NEW YORK (TheStreet) -- PICO Holdings (PICO - Get Report), historically a mini-conglomerate of sorts that has been a disappointment in recent years, is showing signs of life.

This past week, the stock breached the $25 mark for the first time in two and a half years. As usual, however, there is little to no news about the company, which has long confounded investors, including yours truly.

Perhaps best known for its ownership of water rights and storage in the southwest through its Vidler Water Co. subsidiary, the company has morphed over the years. At one time, it also owned 1.2 million acres of former Nevada railroad land, which along with the water exposure, is what led to my initial position in the company.

The company sold parcels of land over the years piece by piece, and the 480,000 acres that remained were sold for $31 million in late 2011 when the company parted with its Nevada Land Resources subsidiary.

The company is still active in real estate, but of much better quality than its previous Nevada land holdings. Subsidiary UCP Holdings (UCP), which PICO took public last summer, acquires and develops residential real estate, primarily in Northern California and the Puget Sound area in Washington state.

PICO owns about 58% of UCP, worth $70 million based on UCP's market capitalization of $122 million. Shares of UCP have done little since the IPO, up about 12%, but the stock has been inching up and is trading at an all-time high.

UCP itself appears to have substantial upside potential. The balance sheet is solid, with $58.5 million, or $7.55 a share, in net cash (cash less debt).

UCP Chart UCP data by YCharts

PICO also has some of its eggs in agribusiness, with its canola oil operation, PICO Northstar Hallock. The company's entry into the canola business was designed to take advantage of growing demand in the U.S. for canola oil, 65% of which is now imported.

Full-scale production of canola oil and meal commenced in the third quarter of 2012, and revenue for the nine months ended Sept. 30 totaled $140 million ( revenue for the company overall was about $269 million during that period). PICO, however, has yet to turn a profit from the canola business, as the environment for canola producers has been challenging.

Still, the canola business does bring with it an element that PICO has lacked -- at least during the time I've been a shareholder -- and that is recurring revenue. In the past, the company has generated much of its revenue through asset sales, be they land, water, businesses or securities. That has resulted in lumpy revenue and earnings, which has rendered the company difficult to understand in the investment community.

Management has measured success by the growth in the company's book value -- something it has not successfully accomplished in recent years -- and that is a foreign concept to many investors.

Shares trade at about 1.2 times book value per share. (I've never seen a company whose share price so closely tracks book value.)

PICO Chart PICO data by YCharts

Success for PICO will depend on the canola business generating a positive bottom line, and that remains to be seen.
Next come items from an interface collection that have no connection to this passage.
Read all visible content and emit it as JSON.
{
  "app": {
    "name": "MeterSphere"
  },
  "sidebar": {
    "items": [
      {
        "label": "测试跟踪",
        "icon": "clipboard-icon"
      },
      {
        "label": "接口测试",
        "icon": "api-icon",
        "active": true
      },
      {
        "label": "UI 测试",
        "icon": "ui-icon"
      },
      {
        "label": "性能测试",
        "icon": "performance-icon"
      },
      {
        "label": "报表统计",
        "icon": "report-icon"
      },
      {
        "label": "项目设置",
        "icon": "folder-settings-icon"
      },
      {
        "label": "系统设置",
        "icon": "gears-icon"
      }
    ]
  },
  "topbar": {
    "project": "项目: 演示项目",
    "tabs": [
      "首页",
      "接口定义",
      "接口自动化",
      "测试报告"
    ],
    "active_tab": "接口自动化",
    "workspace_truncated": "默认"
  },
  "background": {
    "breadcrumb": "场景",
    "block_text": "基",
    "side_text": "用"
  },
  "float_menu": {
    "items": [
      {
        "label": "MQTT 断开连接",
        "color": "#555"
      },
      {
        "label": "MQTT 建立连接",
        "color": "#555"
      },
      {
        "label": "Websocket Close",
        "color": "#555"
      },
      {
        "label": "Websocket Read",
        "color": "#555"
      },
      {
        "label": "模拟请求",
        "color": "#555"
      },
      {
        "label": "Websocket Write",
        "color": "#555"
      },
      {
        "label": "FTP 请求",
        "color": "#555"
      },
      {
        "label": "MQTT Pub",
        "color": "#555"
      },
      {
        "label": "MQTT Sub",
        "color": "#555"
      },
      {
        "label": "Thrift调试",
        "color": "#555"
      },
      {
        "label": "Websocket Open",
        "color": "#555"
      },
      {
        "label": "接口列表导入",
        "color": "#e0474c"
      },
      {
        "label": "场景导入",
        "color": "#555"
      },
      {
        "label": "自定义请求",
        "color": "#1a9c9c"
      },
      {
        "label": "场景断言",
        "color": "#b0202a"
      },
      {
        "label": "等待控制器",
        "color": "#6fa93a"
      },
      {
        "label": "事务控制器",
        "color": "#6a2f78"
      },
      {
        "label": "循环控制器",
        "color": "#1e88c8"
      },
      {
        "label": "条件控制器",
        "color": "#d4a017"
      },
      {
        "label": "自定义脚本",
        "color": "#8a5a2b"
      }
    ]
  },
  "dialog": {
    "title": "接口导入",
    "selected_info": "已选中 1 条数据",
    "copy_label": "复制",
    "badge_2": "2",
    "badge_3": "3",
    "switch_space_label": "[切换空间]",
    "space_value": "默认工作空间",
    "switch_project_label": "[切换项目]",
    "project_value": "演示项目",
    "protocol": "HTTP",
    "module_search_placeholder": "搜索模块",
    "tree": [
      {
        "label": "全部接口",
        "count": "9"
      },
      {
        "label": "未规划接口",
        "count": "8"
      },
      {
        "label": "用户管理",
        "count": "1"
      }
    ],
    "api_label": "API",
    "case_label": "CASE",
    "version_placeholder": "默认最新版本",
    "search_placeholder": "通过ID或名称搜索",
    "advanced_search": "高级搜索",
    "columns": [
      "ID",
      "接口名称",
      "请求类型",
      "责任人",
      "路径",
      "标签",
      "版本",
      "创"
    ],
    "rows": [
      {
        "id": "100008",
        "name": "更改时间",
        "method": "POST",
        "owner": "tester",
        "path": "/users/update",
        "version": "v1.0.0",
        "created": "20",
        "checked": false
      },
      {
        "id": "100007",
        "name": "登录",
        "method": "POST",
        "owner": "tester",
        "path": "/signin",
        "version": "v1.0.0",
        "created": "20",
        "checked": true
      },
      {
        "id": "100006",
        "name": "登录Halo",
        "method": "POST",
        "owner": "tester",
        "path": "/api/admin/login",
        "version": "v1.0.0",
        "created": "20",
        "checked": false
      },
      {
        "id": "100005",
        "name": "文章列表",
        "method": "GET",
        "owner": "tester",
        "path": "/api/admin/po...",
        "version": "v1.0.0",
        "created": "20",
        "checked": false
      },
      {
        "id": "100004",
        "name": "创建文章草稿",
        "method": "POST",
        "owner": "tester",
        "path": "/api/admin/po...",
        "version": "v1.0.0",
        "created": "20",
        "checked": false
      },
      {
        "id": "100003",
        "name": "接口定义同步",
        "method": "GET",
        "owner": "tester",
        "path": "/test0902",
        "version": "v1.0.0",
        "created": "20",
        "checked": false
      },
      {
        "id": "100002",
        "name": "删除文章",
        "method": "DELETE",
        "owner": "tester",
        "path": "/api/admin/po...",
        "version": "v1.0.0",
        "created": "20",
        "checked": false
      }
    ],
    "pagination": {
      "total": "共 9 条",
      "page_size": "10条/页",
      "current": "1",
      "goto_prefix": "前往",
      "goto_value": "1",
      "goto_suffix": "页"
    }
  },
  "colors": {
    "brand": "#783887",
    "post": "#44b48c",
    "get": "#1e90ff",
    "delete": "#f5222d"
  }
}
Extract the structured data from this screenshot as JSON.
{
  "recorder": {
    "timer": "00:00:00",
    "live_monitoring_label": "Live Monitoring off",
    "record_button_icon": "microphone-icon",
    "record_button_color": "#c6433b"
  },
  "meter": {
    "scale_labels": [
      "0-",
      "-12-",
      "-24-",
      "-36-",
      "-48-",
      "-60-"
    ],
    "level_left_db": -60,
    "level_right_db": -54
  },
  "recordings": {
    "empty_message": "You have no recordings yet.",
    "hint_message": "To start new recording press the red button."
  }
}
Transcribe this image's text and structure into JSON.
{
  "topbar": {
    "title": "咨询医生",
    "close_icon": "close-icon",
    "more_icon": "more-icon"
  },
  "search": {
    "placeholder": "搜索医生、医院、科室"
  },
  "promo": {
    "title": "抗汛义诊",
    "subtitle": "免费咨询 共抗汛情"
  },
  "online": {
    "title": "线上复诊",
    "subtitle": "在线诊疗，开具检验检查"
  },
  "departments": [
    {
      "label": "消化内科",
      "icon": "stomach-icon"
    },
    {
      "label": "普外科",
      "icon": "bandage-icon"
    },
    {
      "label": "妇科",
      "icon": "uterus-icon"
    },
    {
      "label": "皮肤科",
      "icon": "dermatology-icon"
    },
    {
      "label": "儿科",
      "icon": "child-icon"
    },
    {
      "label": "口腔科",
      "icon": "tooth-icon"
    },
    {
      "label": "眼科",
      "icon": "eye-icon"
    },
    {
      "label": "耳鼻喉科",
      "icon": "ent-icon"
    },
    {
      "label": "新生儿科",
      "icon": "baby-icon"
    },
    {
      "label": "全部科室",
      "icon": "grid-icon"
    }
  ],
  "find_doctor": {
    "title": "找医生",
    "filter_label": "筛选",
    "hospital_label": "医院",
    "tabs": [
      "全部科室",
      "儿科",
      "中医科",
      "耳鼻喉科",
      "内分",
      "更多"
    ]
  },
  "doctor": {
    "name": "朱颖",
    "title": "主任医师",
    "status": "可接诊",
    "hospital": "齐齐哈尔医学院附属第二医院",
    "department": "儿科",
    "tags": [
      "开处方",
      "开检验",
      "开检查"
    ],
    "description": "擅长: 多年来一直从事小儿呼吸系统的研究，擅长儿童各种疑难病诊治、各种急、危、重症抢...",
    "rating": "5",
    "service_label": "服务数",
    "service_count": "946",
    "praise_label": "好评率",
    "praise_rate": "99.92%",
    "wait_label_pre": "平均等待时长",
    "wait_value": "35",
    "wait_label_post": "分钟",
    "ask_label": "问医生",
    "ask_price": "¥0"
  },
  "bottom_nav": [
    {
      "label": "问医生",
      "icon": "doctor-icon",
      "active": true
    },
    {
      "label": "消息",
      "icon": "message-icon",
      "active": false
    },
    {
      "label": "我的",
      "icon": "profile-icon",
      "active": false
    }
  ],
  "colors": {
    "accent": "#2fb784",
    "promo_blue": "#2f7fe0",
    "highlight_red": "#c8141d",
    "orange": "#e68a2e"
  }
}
Meanwhile, as a "patient" value investor, I continue to like the company's major assets -- land, water and agriculture holdings.

Although news coverage is thin for this company and only one analyst follows it, we should get an update when fourth-quarter and full-year results are released in early March

At the time of publication, Heller was long PICO.

This article represents the opinion of a contributor and not necessarily that of TheStreet or its editorial staff.

Jonathan Heller, CFA,CFP® is president of KEJ Financial Advisors, his fee-only financial planning company. Jon spent 17 years at Bloomberg Financial Markets in various roles, from 1989 until 2005. He ran Bloomberg's Equity Fundamental Research Department from 1994 until 1998, when he assumed responsibility for Bloomberg's Equity Data Research Department. In 2001, he joined Bloomberg's Publishing group as senior markets editor and writer for Bloomberg Personal Finance Magazine, and an associate editor and contributor for Bloomberg Markets Magazine. In 2005, he joined SEI Investments as director of investment communications within SEI's Investment Management Unit.

  Jon is also the founder of the Cheap Stocks Web site, a site dedicated to deep-value investing. He has an undergraduate degree from Grove City College and an MBA from Rider University, where he has also served on the adjunct faculty; he is also a CFA charter holder.